Nordstrom Rack has recently found itself at the center of an unwelcome suit over its labeling practices. Nordstrom Rack discloses the savings it offers customers by placing “compare at” labels on its price tags which show two prices: the “compare at” price and a lower, actual sale price. A recent class action filed in the Southern District of California alleges that this constitutes false advertising.

The class plaintiff purchased three items from a Nordstrom Rack in 2013, including a pair of cargo shorts for $29.97 that bore a label that read “compare at $49.50.” The Plaintiff, on behalf of himself and a putative class, claimed the savings on these items were purely illusory because Nordstrom never intended to sell the items at a higher price. However, Judge Michael M. Anello ruled that Nordstrom was not obligated to sell or consider selling the items at the higher price for the comparison to be permissible.

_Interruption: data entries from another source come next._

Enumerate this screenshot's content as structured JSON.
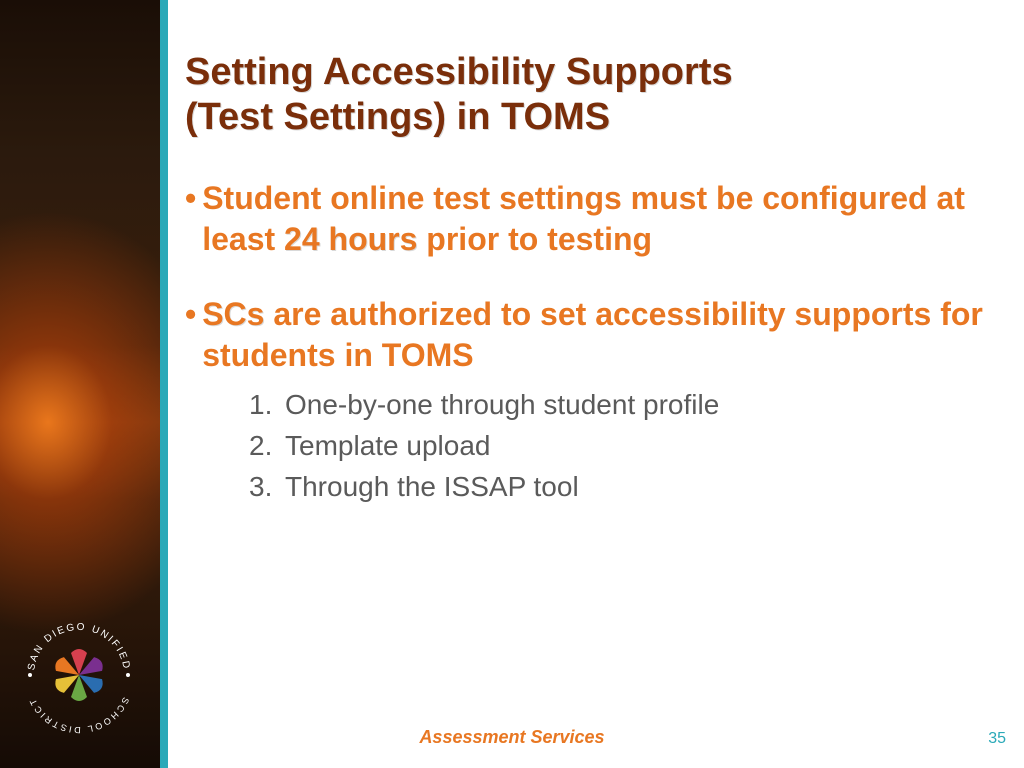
{
  "title_line1": "Setting Accessibility Supports",
  "title_line2": "(Test Settings) in TOMS",
  "bullet1_pre": "Student online test settings must be configured at least ",
  "bullet1_strong": "24 hours",
  "bullet1_post": " prior to testing",
  "bullet2_scs": "SCs",
  "bullet2_rest": " are authorized to set accessibility supports for students in TOMS",
  "sub": {
    "n1": "1.",
    "t1": "One-by-one through student profile",
    "n2": "2.",
    "t2": "Template upload",
    "n3": "3.",
    "t3": "Through the ISSAP tool"
  },
  "footer": "Assessment Services",
  "page": "35",
  "logo": {
    "top_arc": "SAN DIEGO UNIFIED",
    "bottom_arc": "SCHOOL DISTRICT"
  },
  "colors": {
    "accent": "#e87722",
    "title": "#7a2e0a",
    "teal": "#2aa9b8"
  }
}
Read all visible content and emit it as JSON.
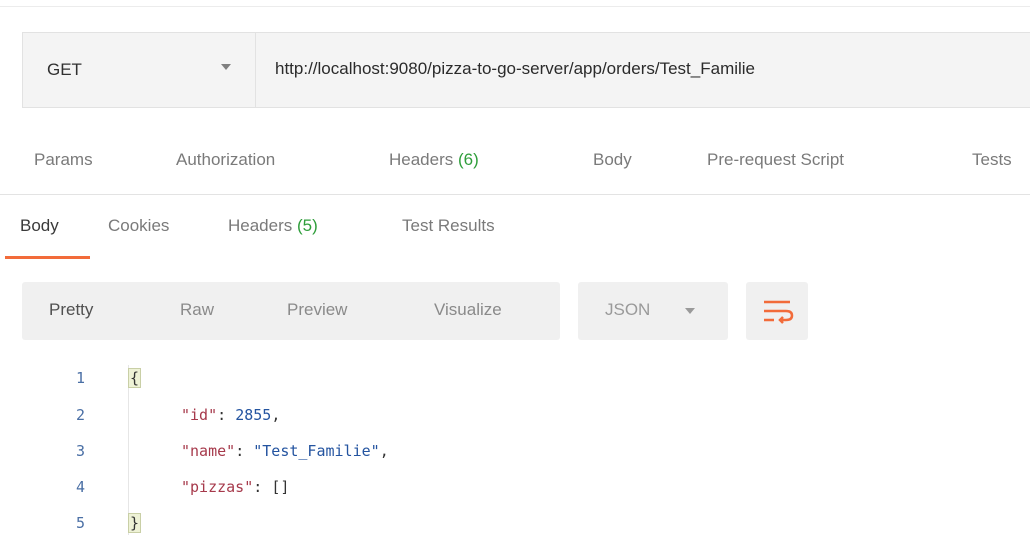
{
  "request": {
    "method": "GET",
    "url": "http://localhost:9080/pizza-to-go-server/app/orders/Test_Familie"
  },
  "request_tabs": {
    "params": "Params",
    "authorization": "Authorization",
    "headers": "Headers",
    "headers_count": "(6)",
    "body": "Body",
    "prerequest": "Pre-request Script",
    "tests": "Tests"
  },
  "response_tabs": {
    "body": "Body",
    "cookies": "Cookies",
    "headers": "Headers",
    "headers_count": "(5)",
    "test_results": "Test Results"
  },
  "format": {
    "pretty": "Pretty",
    "raw": "Raw",
    "preview": "Preview",
    "visualize": "Visualize",
    "language": "JSON",
    "wrap_icon": "wrap-lines-icon"
  },
  "code": {
    "line_numbers": [
      "1",
      "2",
      "3",
      "4",
      "5"
    ],
    "open_brace": "{",
    "close_brace": "}",
    "lines": [
      {
        "key": "\"id\"",
        "sep": ": ",
        "value": "2855",
        "trail": ","
      },
      {
        "key": "\"name\"",
        "sep": ": ",
        "value": "\"Test_Familie\"",
        "trail": ","
      },
      {
        "key": "\"pizzas\"",
        "sep": ": ",
        "value": "[]",
        "trail": ""
      }
    ]
  },
  "colors": {
    "accent": "#f26b3a",
    "count_green": "#2f9e3b",
    "json_key": "#a6394b",
    "json_value": "#2454a0"
  }
}
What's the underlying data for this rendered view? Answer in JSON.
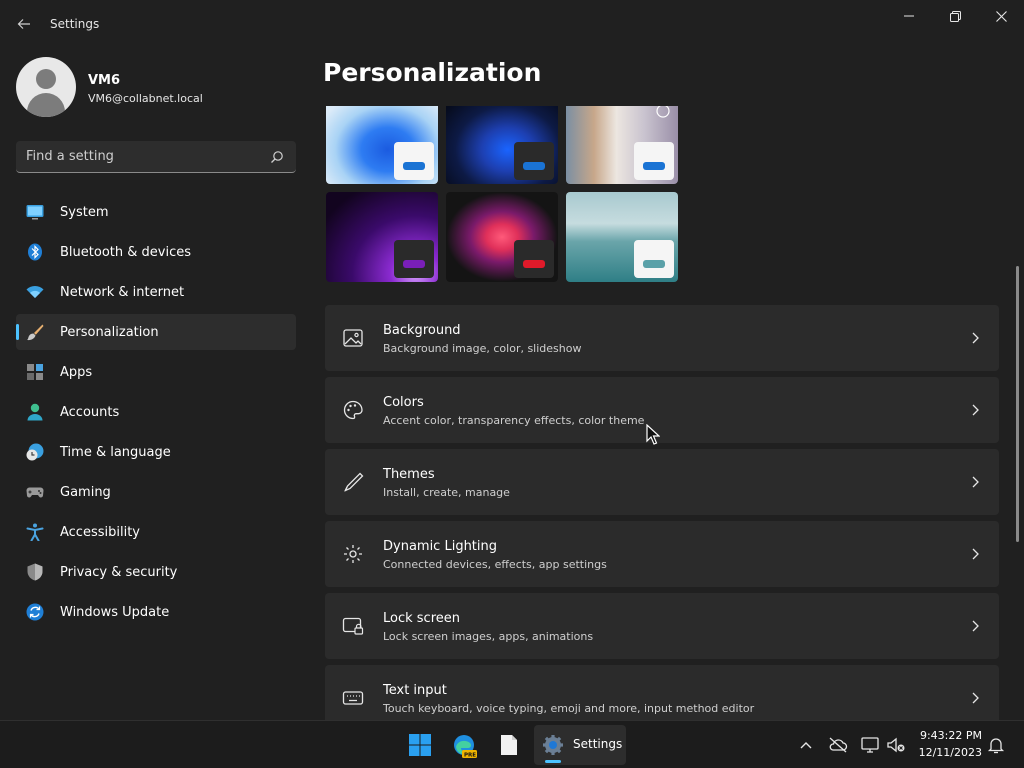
{
  "window": {
    "title": "Settings",
    "back_glyph": "←"
  },
  "profile": {
    "name": "VM6",
    "email": "VM6@collabnet.local"
  },
  "search": {
    "placeholder": "Find a setting"
  },
  "sidebar": {
    "items": [
      {
        "label": "System",
        "icon": "system-icon"
      },
      {
        "label": "Bluetooth & devices",
        "icon": "bluetooth-icon"
      },
      {
        "label": "Network & internet",
        "icon": "network-icon"
      },
      {
        "label": "Personalization",
        "icon": "brush-icon",
        "active": true
      },
      {
        "label": "Apps",
        "icon": "apps-icon"
      },
      {
        "label": "Accounts",
        "icon": "accounts-icon"
      },
      {
        "label": "Time & language",
        "icon": "time-icon"
      },
      {
        "label": "Gaming",
        "icon": "gaming-icon"
      },
      {
        "label": "Accessibility",
        "icon": "accessibility-icon"
      },
      {
        "label": "Privacy & security",
        "icon": "shield-icon"
      },
      {
        "label": "Windows Update",
        "icon": "update-icon"
      }
    ]
  },
  "main": {
    "title": "Personalization",
    "cards": [
      {
        "title": "Background",
        "subtitle": "Background image, color, slideshow",
        "icon": "image-icon"
      },
      {
        "title": "Colors",
        "subtitle": "Accent color, transparency effects, color theme",
        "icon": "palette-icon"
      },
      {
        "title": "Themes",
        "subtitle": "Install, create, manage",
        "icon": "pen-icon"
      },
      {
        "title": "Dynamic Lighting",
        "subtitle": "Connected devices, effects, app settings",
        "icon": "lighting-icon"
      },
      {
        "title": "Lock screen",
        "subtitle": "Lock screen images, apps, animations",
        "icon": "lock-screen-icon"
      },
      {
        "title": "Text input",
        "subtitle": "Touch keyboard, voice typing, emoji and more, input method editor",
        "icon": "keyboard-icon"
      }
    ]
  },
  "taskbar": {
    "settings_label": "Settings",
    "time": "9:43:22 PM",
    "date": "12/11/2023"
  },
  "colors": {
    "accent": "#4cc2ff",
    "background": "#202020",
    "card": "#2b2b2b"
  }
}
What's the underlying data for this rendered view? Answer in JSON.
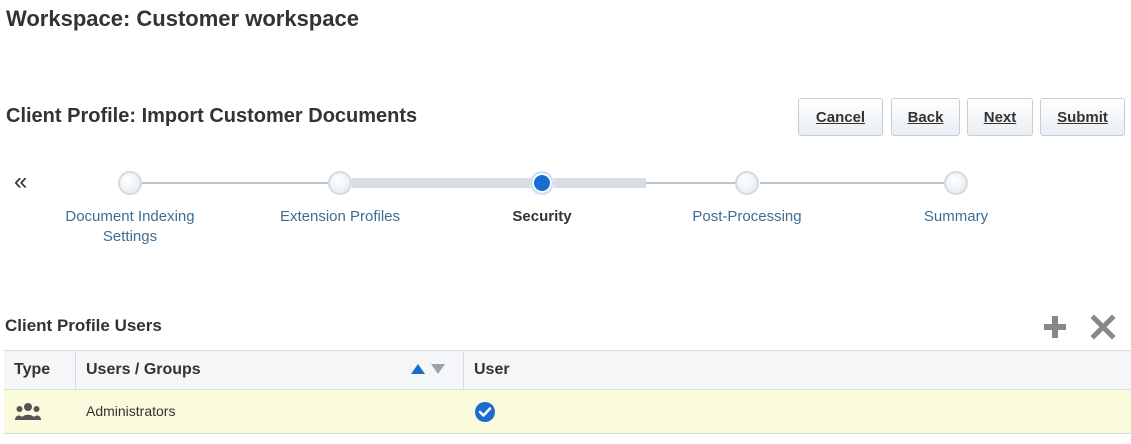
{
  "header": {
    "workspace_title": "Workspace: Customer workspace",
    "profile_title": "Client Profile: Import Customer Documents"
  },
  "toolbar": {
    "cancel_label": "Cancel",
    "back_label": "Back",
    "next_label": "Next",
    "submit_label": "Submit"
  },
  "train": {
    "collapse_glyph": "«",
    "current_index": 2,
    "steps": [
      {
        "line1": "Document Indexing",
        "line2": "Settings"
      },
      {
        "line1": "Extension Profiles",
        "line2": ""
      },
      {
        "line1": "Security",
        "line2": ""
      },
      {
        "line1": "Post-Processing",
        "line2": ""
      },
      {
        "line1": "Summary",
        "line2": ""
      }
    ]
  },
  "users_section": {
    "title": "Client Profile Users",
    "add_icon": "plus-icon",
    "remove_icon": "x-icon"
  },
  "table": {
    "headers": {
      "type": "Type",
      "users_groups": "Users / Groups",
      "user": "User"
    },
    "rows": [
      {
        "type_icon": "group-icon",
        "name": "Administrators",
        "user_checked": true
      }
    ]
  },
  "colors": {
    "accent": "#1a6ccf",
    "link": "#3e6d93",
    "selected_row": "#fafadc",
    "icon_gray": "#888888"
  }
}
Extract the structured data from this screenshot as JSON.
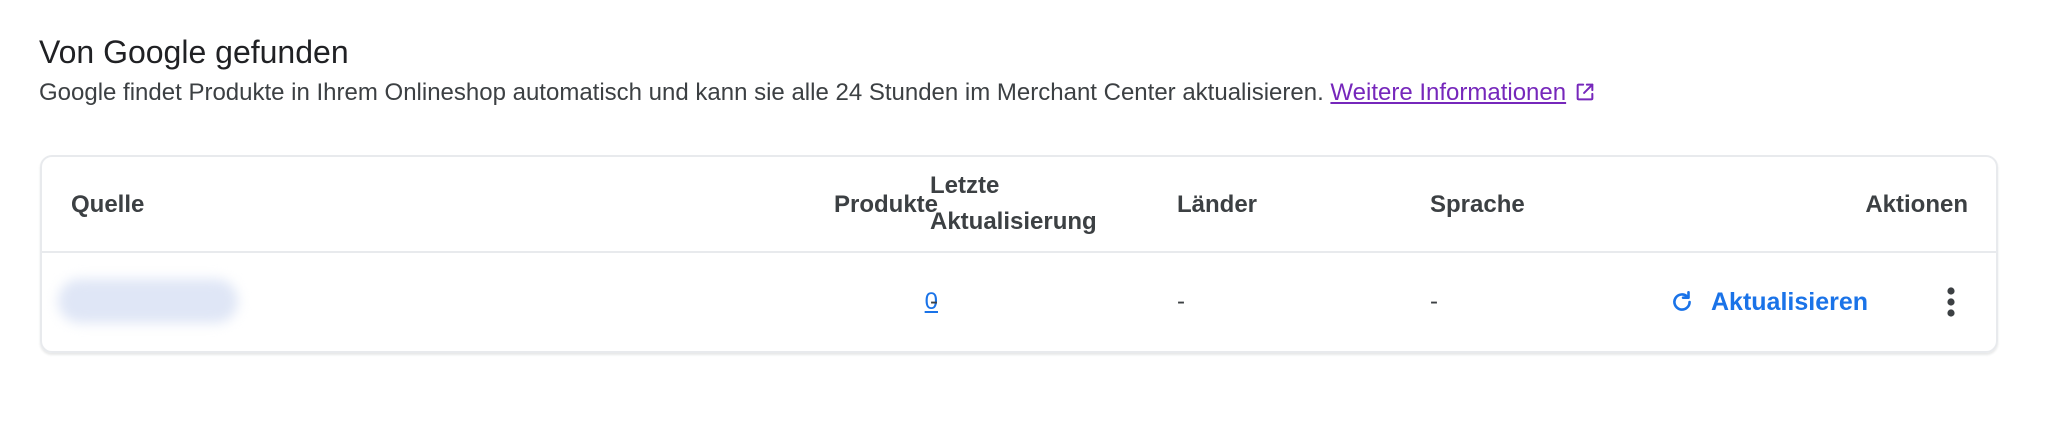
{
  "section": {
    "title": "Von Google gefunden",
    "description": "Google findet Produkte in Ihrem Onlineshop automatisch und kann sie alle 24 Stunden im Merchant Center aktualisieren.",
    "learn_more_label": "Weitere Informationen",
    "learn_more_icon": "open-in-new-icon"
  },
  "table": {
    "headers": {
      "source": "Quelle",
      "products": "Produkte",
      "last_update": "Letzte Aktualisierung",
      "countries": "Länder",
      "language": "Sprache",
      "actions": "Aktionen"
    },
    "rows": [
      {
        "products": "0",
        "last_update": "-",
        "countries": "-",
        "language": "-",
        "refresh_label": "Aktualisieren",
        "refresh_icon": "refresh-icon",
        "more_icon": "more-vert-icon"
      }
    ]
  },
  "colors": {
    "link": "#7627bb",
    "accent": "#1a73e8",
    "text": "#3c4043",
    "border": "#e8eaed"
  }
}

Judge Anello looked to the Federal Trade Commission guidelines regarding deceptive pricing and wrote that price comparisons may permissibly suggest that merchandise of like quality is sold by the advertiser or other merchants. The plaintiff did not plead that other merchants were not selling similar items at those prices, that he had actually been deceived into making his purchases (much less that a reasonable consumer would be), or that Nordstrom had intentionally fabricated the prices. Therefore Judge Anello held the plaintiff’s allegation was insufficient to plead false advertising and dismissed that claim as pled.

Judge Anello did give the plaintiffs leave to submit amended pleadings. On May 4, 2015 they did just that.

In a second amended complaint, the plaintiffs submitted bulked up allegations. First, in an attempt to cure the court’s concern about insufficient allegations of Nordstrom’s “intent to deceive,” the plaintiffs cited alleged admissions by Nordstrom that they say show that the “original price” in the comparisons was false and arbitrary. On this point they also included expert testimony from a consumer perception expert who alleged the only logical reason for listing a made up original price is to deceive consumers. Second, the class plaintiffs’ amended complaint contains more detailed factual allegations that the lead plaintiff was actually deceived and expert findings to support the proposition that his reliance on the advertising was reasonable.

Whether these alterations will be sufficient to state a claim under the Lanham Act remains to be seen, but advertisers concerned about comparative pricing on their product labels should watch this space as the situation develops.


Want to talk advertising? We welcome your questions, ideas, and thoughts on our posts. Email or call us at /212-969-3240 or /212-969-3671. We are editors of Proskauer on Advertising Law and partners in Proskauer’s False Advertising & Trademark practice.